We have not found an "old" or "original" copy of Jones Ale is newe [note spelling]. This is the closest so far:
There were five jovial fellows, came over the hill together
Came over the hill together, to make a jovial crew
And they called for their pints of beer and bottles of sherry, to carry them
over the hill so merry
To carry them over the hill so merry
When Jones' ale was new my boys. When Jones' ale was new
And they called for their pints of beer and bottles of sherry
To carry them over the hill so merry, to carry them over the hill so merry
When Jones' ale was new, my boys, when Jones' ale was new.
Now the first to come in was a dyer and he sat himself down by the fire
He sat himself down by the fire, to make one of the jovial crew
And the landlady told him to his face, the chimney corner could be his own place
And there he could sit and dye his own face. ...
The next to come in was a hatter and no man could be fatter
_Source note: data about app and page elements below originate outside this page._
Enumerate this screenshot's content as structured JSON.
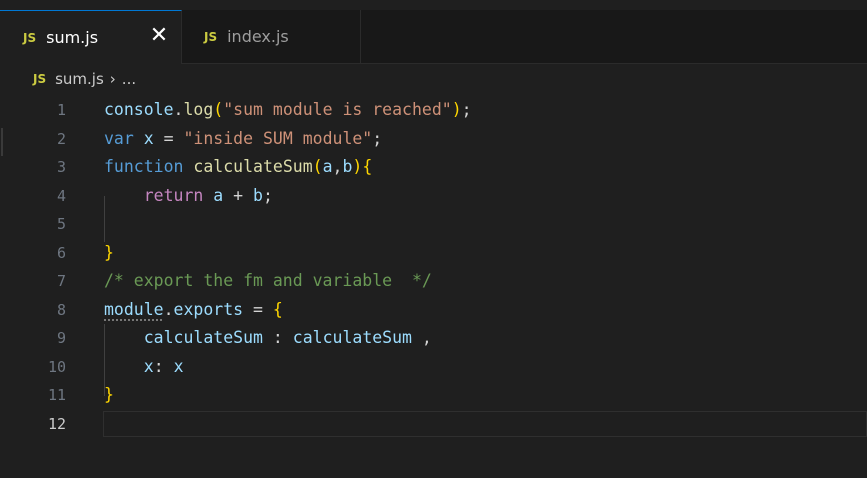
{
  "tabs": [
    {
      "icon": "JS",
      "label": "sum.js",
      "active": true,
      "close": "✕"
    },
    {
      "icon": "JS",
      "label": "index.js",
      "active": false
    }
  ],
  "breadcrumb": {
    "icon": "JS",
    "file": "sum.js",
    "separator": "›",
    "more": "..."
  },
  "colors": {
    "accent": "#0078d4",
    "js_icon": "#cbcb41",
    "editor_bg": "#1f1f1f"
  },
  "editor": {
    "current_line": 12,
    "lines": [
      {
        "n": "1"
      },
      {
        "n": "2"
      },
      {
        "n": "3"
      },
      {
        "n": "4"
      },
      {
        "n": "5"
      },
      {
        "n": "6"
      },
      {
        "n": "7"
      },
      {
        "n": "8"
      },
      {
        "n": "9"
      },
      {
        "n": "10"
      },
      {
        "n": "11"
      },
      {
        "n": "12"
      }
    ],
    "tokens": {
      "l1": [
        "console",
        ".",
        "log",
        "(",
        "\"sum module is reached\"",
        ")",
        ";"
      ],
      "l2": [
        "var",
        " ",
        "x",
        " = ",
        "\"inside SUM module\"",
        ";"
      ],
      "l3": [
        "function",
        " ",
        "calculateSum",
        "(",
        "a",
        ",",
        "b",
        ")",
        "{"
      ],
      "l4": [
        "    ",
        "return",
        " ",
        "a",
        " + ",
        "b",
        ";"
      ],
      "l6": [
        "}"
      ],
      "l7": [
        "/* export the fm and variable  */"
      ],
      "l8": [
        "module",
        ".",
        "exports",
        " = ",
        "{"
      ],
      "l9": [
        "    ",
        "calculateSum",
        " : ",
        "calculateSum",
        " ,"
      ],
      "l10": [
        "    ",
        "x",
        ": ",
        "x"
      ],
      "l11": [
        "}"
      ]
    }
  }
}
And no man could be fatter, to make one of the jovial crew
And he threw his own hat down on the ground and swore every man should put
in a pound
Then there'd be enough money for drinks all round.
The next to come in was a tinker and he was no small beer drinker
And he was no small beer drinker, to make one of the jovial crew
And he said "Have you any old pots or kettles. My rivets are made of the
very best mettles"
Oh lord - how his hammer and nails did rattle.
The next to come in was a sailor, who had just signed of from a whaler
Who had just signed in from a whaler, to make one of the jovial crew
And he bragged about those far of places and swore the landlord would splice mainbraces
For if he did not he would soon wreck the place.
The last to come in was a soldier, with his firelock over his shoulder
With his firelock over his shoulder, to make one of the jovial crew
And the landlady's daughter she came in and he kissed twixt the nose and the chin
And the pints of beer came rolling in
Now the ale was always improving, so nobody thought of moving
And the longer that they sat boozing the greater the friends they grew
So rowdily they drank about, until the ale had all run out
And they asked old Jones to give them a shout.